Testing coverage includes cases to measure the throughput of the absolute performance (AP) and station, as the distance (attention) to the AP is increased. A set of AP targets is included for each distance. In coexistence testing, the AP is subjected to operation in the presence of other WiFi signals (i.e., other networks), that may use adjacent or directly overlapping channels, while again providing absolute performance requirements on the system.
The test plan focuses on providing providers with a tool to evaluate the capabilities and performance of the access points typically provided to subscribers as part of their broadband router or gateway. This gives providers a tool where a set of absolute performance targets can be applied to WiFi testing, enabling apples to apples comparisons between manufacturers, devices and software versions.
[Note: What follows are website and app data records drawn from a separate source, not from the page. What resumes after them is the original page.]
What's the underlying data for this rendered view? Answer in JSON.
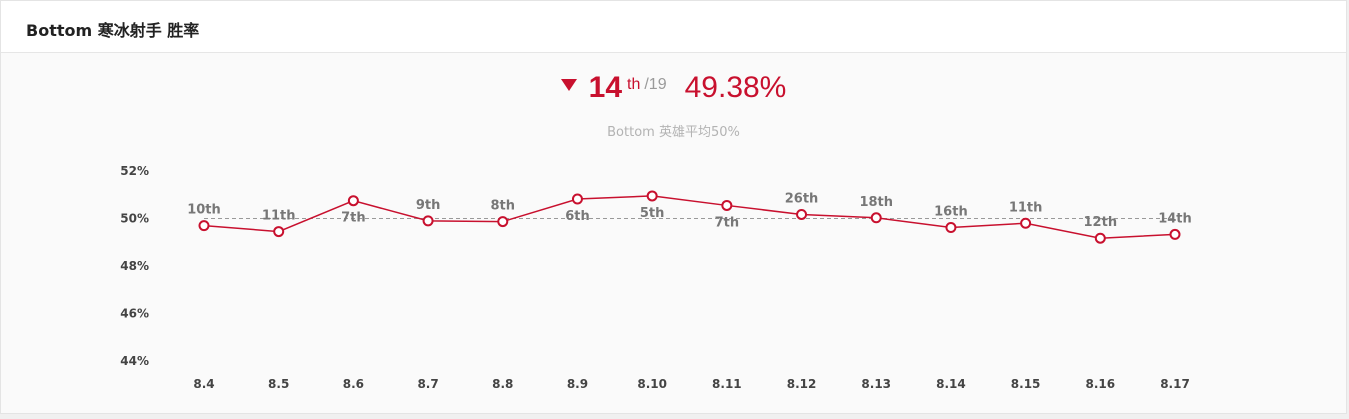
{
  "header": {
    "title": "Bottom 寒冰射手 胜率"
  },
  "summary": {
    "rank": "14",
    "rank_suffix": "th",
    "rank_total": "/19",
    "win_rate": "49.38%",
    "subtitle": "Bottom 英雄平均50%",
    "trend_icon": "triangle-down-icon"
  },
  "colors": {
    "accent": "#c8102e",
    "reference_line": "#999999"
  },
  "chart_data": {
    "type": "line",
    "x": [
      "8.4",
      "8.5",
      "8.6",
      "8.7",
      "8.8",
      "8.9",
      "8.10",
      "8.11",
      "8.12",
      "8.13",
      "8.14",
      "8.15",
      "8.16",
      "8.17"
    ],
    "series": [
      {
        "values": [
          49.7,
          49.45,
          50.75,
          49.9,
          49.87,
          50.82,
          50.95,
          50.55,
          50.17,
          50.03,
          49.62,
          49.8,
          49.17,
          49.33
        ],
        "labels": [
          "10th",
          "11th",
          "7th",
          "9th",
          "8th",
          "6th",
          "5th",
          "7th",
          "26th",
          "18th",
          "16th",
          "11th",
          "12th",
          "14th"
        ]
      }
    ],
    "reference_value": 50,
    "ylim": [
      44,
      52
    ],
    "yticks": [
      "52%",
      "50%",
      "48%",
      "46%",
      "44%"
    ],
    "ytick_values": [
      52,
      50,
      48,
      46,
      44
    ],
    "grid": false,
    "legend": "none"
  }
}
Service providers can leverage this testing as they roll out new equipment to subscribers, supporting higher speed connections on both the WiFi interfaces (i.e., 802.11ac) and higher speed broadband connections (i.e., Gfast or PON). Coupled with expanding data models for WiFi management and monitoring, the end goal is clear: improve subscribers' QoE and reduce support costs associated with the lWiFi.
Tune in to Broadband World News Radio on February 14 at 11 a.m. ET / 8 a.m. PT / 4 p.m. UK when John Isch, Practice Director of the Network and Voice Center of Excellence at Orange Business Services, discusses use cases, ROI and misconceptions of software-defined wide-area networks, virtualization and cloud.
Consumers are buying millions of IoT devices, from smart thermostats and security systems to intelligent entertainment setups and furniture. Yet many of these devices remain isolated because home users are uncomfortable connecting them to each other – or even their WiFi. After all, their WiFi network was probably designed only to handle a few laptops, a gaming system and a couple of smartphones. Now, demand on the network is surging and even though you're delivering 100 Mbps to 1 Gbps, that doesn't necessarily mean the broadband power is in the right place or reaches every corner of a home.
Even if WiFi coverage is sufficient, typing is not on trend. Voice is far more natural, easier and faster. Using a TV keyboard is archaic when more and more households have access to cloud-based voice services, like Amazon Alexa. This webinar will explore how service providers can create a comfortable, truly smart home for consumers – simultaneously driving up margin and loyalty.